Write out every entry, unchanged. Skip any picture.

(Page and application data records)
__________

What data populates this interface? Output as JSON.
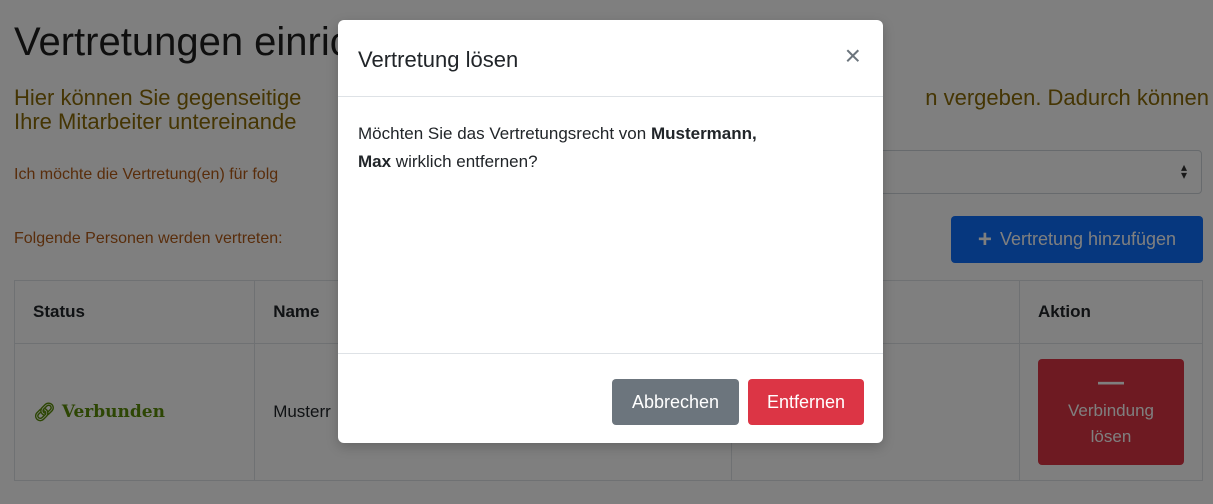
{
  "page": {
    "title": "Vertretungen einrichten",
    "lead_left_1": "Hier können Sie gegenseitige",
    "lead_right_1": "n vergeben. Dadurch können",
    "lead_left_2": "Ihre Mitarbeiter untereinande",
    "select_label": "Ich möchte die Vertretung(en) für folg",
    "list_label": "Folgende Personen werden vertreten:",
    "add_button": "Vertretung hinzufügen"
  },
  "table": {
    "headers": [
      "Status",
      "Name",
      "",
      "Aktion"
    ],
    "rows": [
      {
        "status": "Verbunden",
        "name": "Musterr",
        "col3": "",
        "action_line1": "Verbindung",
        "action_line2": "lösen"
      }
    ]
  },
  "modal": {
    "title": "Vertretung lösen",
    "close_symbol": "×",
    "body_prefix": "Möchten Sie das Vertretungsrecht von ",
    "body_name_1": "Mustermann,",
    "body_name_2": "Max",
    "body_suffix": " wirklich entfernen?",
    "cancel_label": "Abbrechen",
    "confirm_label": "Entfernen"
  },
  "icons": {
    "add": "plus-icon",
    "status": "link-icon",
    "unlink": "minus-icon",
    "select_caret": "sort-caret-icon"
  },
  "colors": {
    "primary": "#0d6efd",
    "danger": "#dc3545",
    "secondary": "#6c757d",
    "success": "#5a8d08",
    "lead_text": "#8a6a06",
    "label_text": "#b35a17"
  }
}
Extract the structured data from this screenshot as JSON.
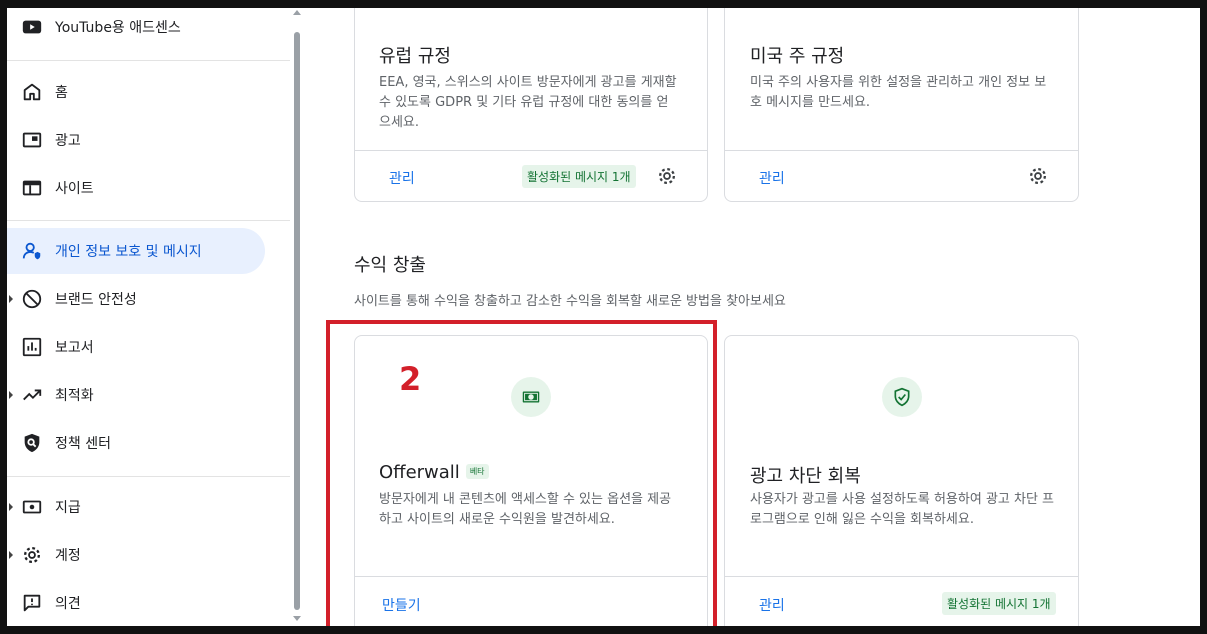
{
  "sidebar": {
    "app_title": "YouTube용 애드센스",
    "items": [
      {
        "label": "홈"
      },
      {
        "label": "광고"
      },
      {
        "label": "사이트"
      },
      {
        "label": "개인 정보 보호 및 메시지"
      },
      {
        "label": "브랜드 안전성"
      },
      {
        "label": "보고서"
      },
      {
        "label": "최적화"
      },
      {
        "label": "정책 센터"
      },
      {
        "label": "지급"
      },
      {
        "label": "계정"
      },
      {
        "label": "의견"
      }
    ]
  },
  "regulations": {
    "eu": {
      "title": "유럽 규정",
      "desc": "EEA, 영국, 스위스의 사이트 방문자에게 광고를 게재할 수 있도록 GDPR 및 기타 유럽 규정에 대한 동의를 얻으세요.",
      "manage": "관리",
      "badge": "활성화된 메시지 1개"
    },
    "us": {
      "title": "미국 주 규정",
      "desc": "미국 주의 사용자를 위한 설정을 관리하고 개인 정보 보호 메시지를 만드세요.",
      "manage": "관리"
    }
  },
  "monetization": {
    "title": "수익 창출",
    "subtitle": "사이트를 통해 수익을 창출하고 감소한 수익을 회복할 새로운 방법을 찾아보세요",
    "step_number": "2",
    "offerwall": {
      "title": "Offerwall",
      "beta": "베타",
      "desc": "방문자에게 내 콘텐츠에 액세스할 수 있는 옵션을 제공하고 사이트의 새로운 수익원을 발견하세요.",
      "create": "만들기"
    },
    "adblock": {
      "title": "광고 차단 회복",
      "desc": "사용자가 광고를 사용 설정하도록 허용하여 광고 차단 프로그램으로 인해 잃은 수익을 회복하세요.",
      "manage": "관리",
      "badge": "활성화된 메시지 1개"
    }
  },
  "colors": {
    "accent": "#1a73e8",
    "active_bg": "#e8f0fe",
    "green_badge_bg": "#e6f4ea",
    "green_text": "#137333",
    "highlight": "#d3202a"
  }
}
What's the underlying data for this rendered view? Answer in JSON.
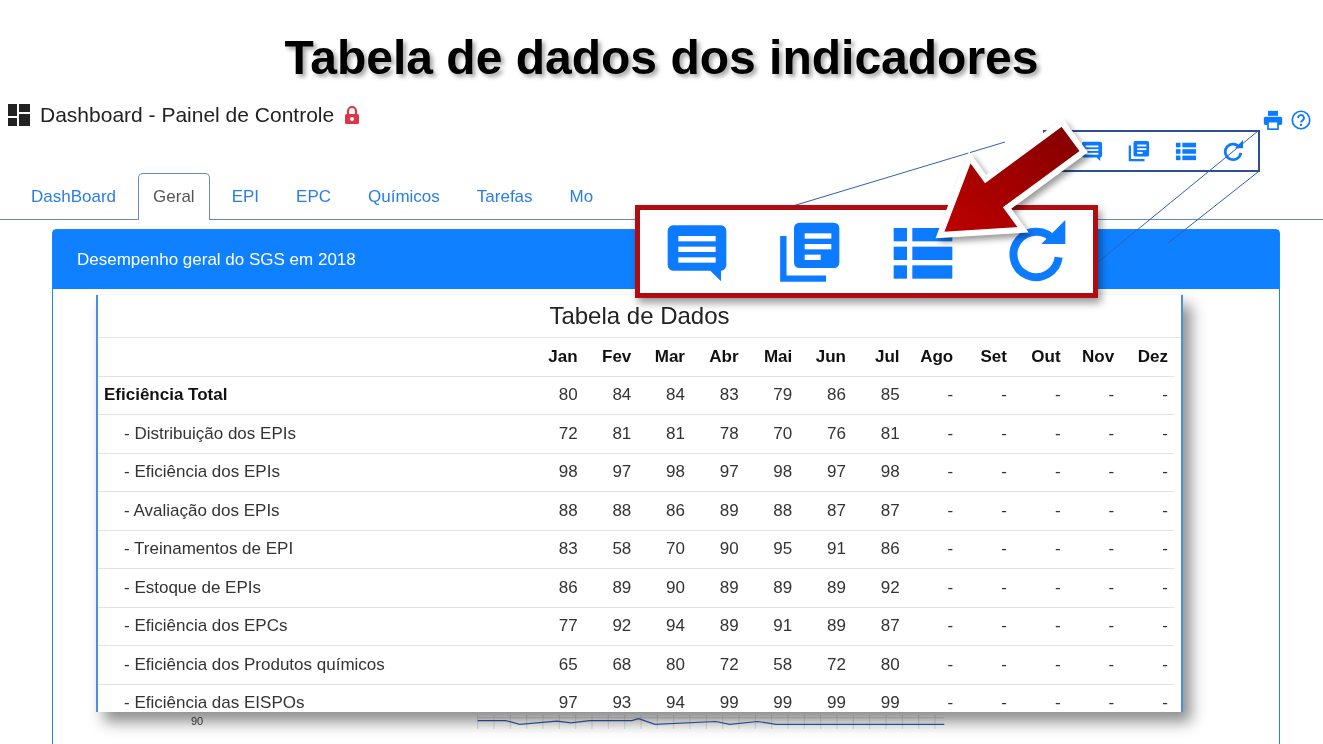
{
  "slide_title": "Tabela de dados dos indicadores",
  "page": {
    "title": "Dashboard - Painel de Controle"
  },
  "tabs": [
    {
      "label": "DashBoard",
      "selected": false
    },
    {
      "label": "Geral",
      "selected": true
    },
    {
      "label": "EPI",
      "selected": false
    },
    {
      "label": "EPC",
      "selected": false
    },
    {
      "label": "Químicos",
      "selected": false
    },
    {
      "label": "Tarefas",
      "selected": false
    },
    {
      "label": "Mo",
      "selected": false
    }
  ],
  "toolbar_buttons": [
    {
      "kind": "comment"
    },
    {
      "kind": "documents"
    },
    {
      "kind": "list"
    },
    {
      "kind": "refresh"
    }
  ],
  "card": {
    "title": "Desempenho geral do SGS em 2018"
  },
  "data_table": {
    "title": "Tabela de Dados",
    "months": [
      "Jan",
      "Fev",
      "Mar",
      "Abr",
      "Mai",
      "Jun",
      "Jul",
      "Ago",
      "Set",
      "Out",
      "Nov",
      "Dez"
    ],
    "rows": [
      {
        "label": "Eficiência Total",
        "values": [
          "80",
          "84",
          "84",
          "83",
          "79",
          "86",
          "85",
          "-",
          "-",
          "-",
          "-",
          "-"
        ],
        "children": [
          {
            "label": "- Distribuição dos EPIs",
            "values": [
              "72",
              "81",
              "81",
              "78",
              "70",
              "76",
              "81",
              "-",
              "-",
              "-",
              "-",
              "-"
            ]
          },
          {
            "label": "- Eficiência dos EPIs",
            "values": [
              "98",
              "97",
              "98",
              "97",
              "98",
              "97",
              "98",
              "-",
              "-",
              "-",
              "-",
              "-"
            ]
          },
          {
            "label": "- Avaliação dos EPIs",
            "values": [
              "88",
              "88",
              "86",
              "89",
              "88",
              "87",
              "87",
              "-",
              "-",
              "-",
              "-",
              "-"
            ]
          },
          {
            "label": "- Treinamentos de EPI",
            "values": [
              "83",
              "58",
              "70",
              "90",
              "95",
              "91",
              "86",
              "-",
              "-",
              "-",
              "-",
              "-"
            ]
          },
          {
            "label": "- Estoque de EPIs",
            "values": [
              "86",
              "89",
              "90",
              "89",
              "89",
              "89",
              "92",
              "-",
              "-",
              "-",
              "-",
              "-"
            ]
          },
          {
            "label": "- Eficiência dos EPCs",
            "values": [
              "77",
              "92",
              "94",
              "89",
              "91",
              "89",
              "87",
              "-",
              "-",
              "-",
              "-",
              "-"
            ]
          },
          {
            "label": "- Eficiência dos Produtos químicos",
            "values": [
              "65",
              "68",
              "80",
              "72",
              "58",
              "72",
              "80",
              "-",
              "-",
              "-",
              "-",
              "-"
            ]
          },
          {
            "label": "- Eficiência das EISPOs",
            "values": [
              "97",
              "93",
              "94",
              "99",
              "99",
              "99",
              "99",
              "-",
              "-",
              "-",
              "-",
              "-"
            ]
          }
        ]
      }
    ]
  },
  "chart": {
    "axis_label": "90"
  }
}
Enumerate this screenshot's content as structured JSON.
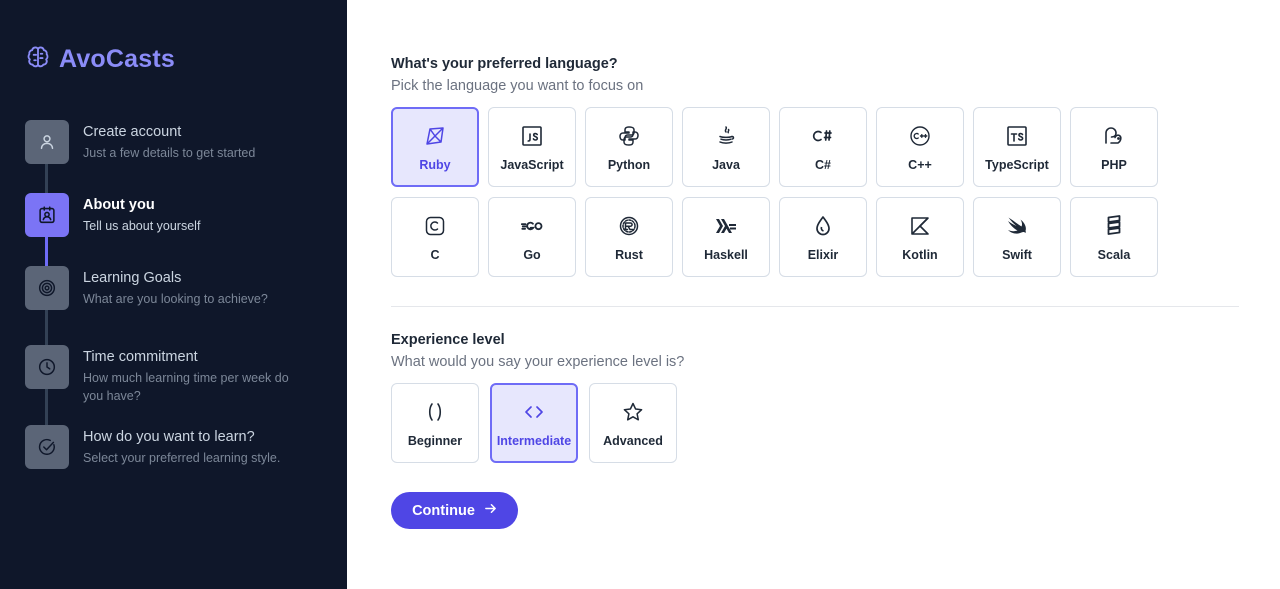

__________

- WRITTEN RESPONSE -
What data populates this interface? Output as JSON.
{
  "page": {
    "title": "Vertretungen einrichten",
    "lead_left_1": "Hier können Sie gegenseitige",
    "lead_right_1": "n vergeben. Dadurch können",
    "lead_left_2": "Ihre Mitarbeiter untereinande",
    "select_label": "Ich möchte die Vertretung(en) für folg",
    "list_label": "Folgende Personen werden vertreten:",
    "add_button": "Vertretung hinzufügen"
  },
  "table": {
    "headers": [
      "Status",
      "Name",
      "",
      "Aktion"
    ],
    "rows": [
      {
        "status": "Verbunden",
        "name": "Musterr",
        "col3": "",
        "action_line1": "Verbindung",
        "action_line2": "lösen"
      }
    ]
  },
  "modal": {
    "title": "Vertretung lösen",
    "close_symbol": "×",
    "body_prefix": "Möchten Sie das Vertretungsrecht von ",
    "body_name_1": "Mustermann,",
    "body_name_2": "Max",
    "body_suffix": " wirklich entfernen?",
    "cancel_label": "Abbrechen",
    "confirm_label": "Entfernen"
  },
  "icons": {
    "add": "plus-icon",
    "status": "link-icon",
    "unlink": "minus-icon",
    "select_caret": "sort-caret-icon"
  },
  "colors": {
    "primary": "#0d6efd",
    "danger": "#dc3545",
    "secondary": "#6c757d",
    "success": "#5a8d08",
    "lead_text": "#8a6a06",
    "label_text": "#b35a17"
  }
}
Extract the structured data from this screenshot as JSON.
{
  "sidebar": {
    "app_title": "YouTube용 애드센스",
    "items": [
      {
        "label": "홈"
      },
      {
        "label": "광고"
      },
      {
        "label": "사이트"
      },
      {
        "label": "개인 정보 보호 및 메시지"
      },
      {
        "label": "브랜드 안전성"
      },
      {
        "label": "보고서"
      },
      {
        "label": "최적화"
      },
      {
        "label": "정책 센터"
      },
      {
        "label": "지급"
      },
      {
        "label": "계정"
      },
      {
        "label": "의견"
      }
    ]
  },
  "regulations": {
    "eu": {
      "title": "유럽 규정",
      "desc": "EEA, 영국, 스위스의 사이트 방문자에게 광고를 게재할 수 있도록 GDPR 및 기타 유럽 규정에 대한 동의를 얻으세요.",
      "manage": "관리",
      "badge": "활성화된 메시지 1개"
    },
    "us": {
      "title": "미국 주 규정",
      "desc": "미국 주의 사용자를 위한 설정을 관리하고 개인 정보 보호 메시지를 만드세요.",
      "manage": "관리"
    }
  },
  "monetization": {
    "title": "수익 창출",
    "subtitle": "사이트를 통해 수익을 창출하고 감소한 수익을 회복할 새로운 방법을 찾아보세요",
    "step_number": "2",
    "offerwall": {
      "title": "Offerwall",
      "beta": "베타",
      "desc": "방문자에게 내 콘텐츠에 액세스할 수 있는 옵션을 제공하고 사이트의 새로운 수익원을 발견하세요.",
      "create": "만들기"
    },
    "adblock": {
      "title": "광고 차단 회복",
      "desc": "사용자가 광고를 사용 설정하도록 허용하여 광고 차단 프로그램으로 인해 잃은 수익을 회복하세요.",
      "manage": "관리",
      "badge": "활성화된 메시지 1개"
    }
  },
  "colors": {
    "accent": "#1a73e8",
    "active_bg": "#e8f0fe",
    "green_badge_bg": "#e6f4ea",
    "green_text": "#137333",
    "highlight": "#d3202a"
  }
}
What's the underlying data for this rendered view? Answer in JSON.
{
  "slide_title": "Tabela de dados dos indicadores",
  "page": {
    "title": "Dashboard - Painel de Controle"
  },
  "tabs": [
    {
      "label": "DashBoard",
      "selected": false
    },
    {
      "label": "Geral",
      "selected": true
    },
    {
      "label": "EPI",
      "selected": false
    },
    {
      "label": "EPC",
      "selected": false
    },
    {
      "label": "Químicos",
      "selected": false
    },
    {
      "label": "Tarefas",
      "selected": false
    },
    {
      "label": "Mo",
      "selected": false
    }
  ],
  "toolbar_buttons": [
    {
      "kind": "comment"
    },
    {
      "kind": "documents"
    },
    {
      "kind": "list"
    },
    {
      "kind": "refresh"
    }
  ],
  "card": {
    "title": "Desempenho geral do SGS em 2018"
  },
  "data_table": {
    "title": "Tabela de Dados",
    "months": [
      "Jan",
      "Fev",
      "Mar",
      "Abr",
      "Mai",
      "Jun",
      "Jul",
      "Ago",
      "Set",
      "Out",
      "Nov",
      "Dez"
    ],
    "rows": [
      {
        "label": "Eficiência Total",
        "values": [
          "80",
          "84",
          "84",
          "83",
          "79",
          "86",
          "85",
          "-",
          "-",
          "-",
          "-",
          "-"
        ],
        "children": [
          {
            "label": "- Distribuição dos EPIs",
            "values": [
              "72",
              "81",
              "81",
              "78",
              "70",
              "76",
              "81",
              "-",
              "-",
              "-",
              "-",
              "-"
            ]
          },
          {
            "label": "- Eficiência dos EPIs",
            "values": [
              "98",
              "97",
              "98",
              "97",
              "98",
              "97",
              "98",
              "-",
              "-",
              "-",
              "-",
              "-"
            ]
          },
          {
            "label": "- Avaliação dos EPIs",
            "values": [
              "88",
              "88",
              "86",
              "89",
              "88",
              "87",
              "87",
              "-",
              "-",
              "-",
              "-",
              "-"
            ]
          },
          {
            "label": "- Treinamentos de EPI",
            "values": [
              "83",
              "58",
              "70",
              "90",
              "95",
              "91",
              "86",
              "-",
              "-",
              "-",
              "-",
              "-"
            ]
          },
          {
            "label": "- Estoque de EPIs",
            "values": [
              "86",
              "89",
              "90",
              "89",
              "89",
              "89",
              "92",
              "-",
              "-",
              "-",
              "-",
              "-"
            ]
          },
          {
            "label": "- Eficiência dos EPCs",
            "values": [
              "77",
              "92",
              "94",
              "89",
              "91",
              "89",
              "87",
              "-",
              "-",
              "-",
              "-",
              "-"
            ]
          },
          {
            "label": "- Eficiência dos Produtos químicos",
            "values": [
              "65",
              "68",
              "80",
              "72",
              "58",
              "72",
              "80",
              "-",
              "-",
              "-",
              "-",
              "-"
            ]
          },
          {
            "label": "- Eficiência das EISPOs",
            "values": [
              "97",
              "93",
              "94",
              "99",
              "99",
              "99",
              "99",
              "-",
              "-",
              "-",
              "-",
              "-"
            ]
          }
        ]
      }
    ]
  },
  "chart": {
    "axis_label": "90"
  }
}
Enumerate this screenshot's content as structured JSON.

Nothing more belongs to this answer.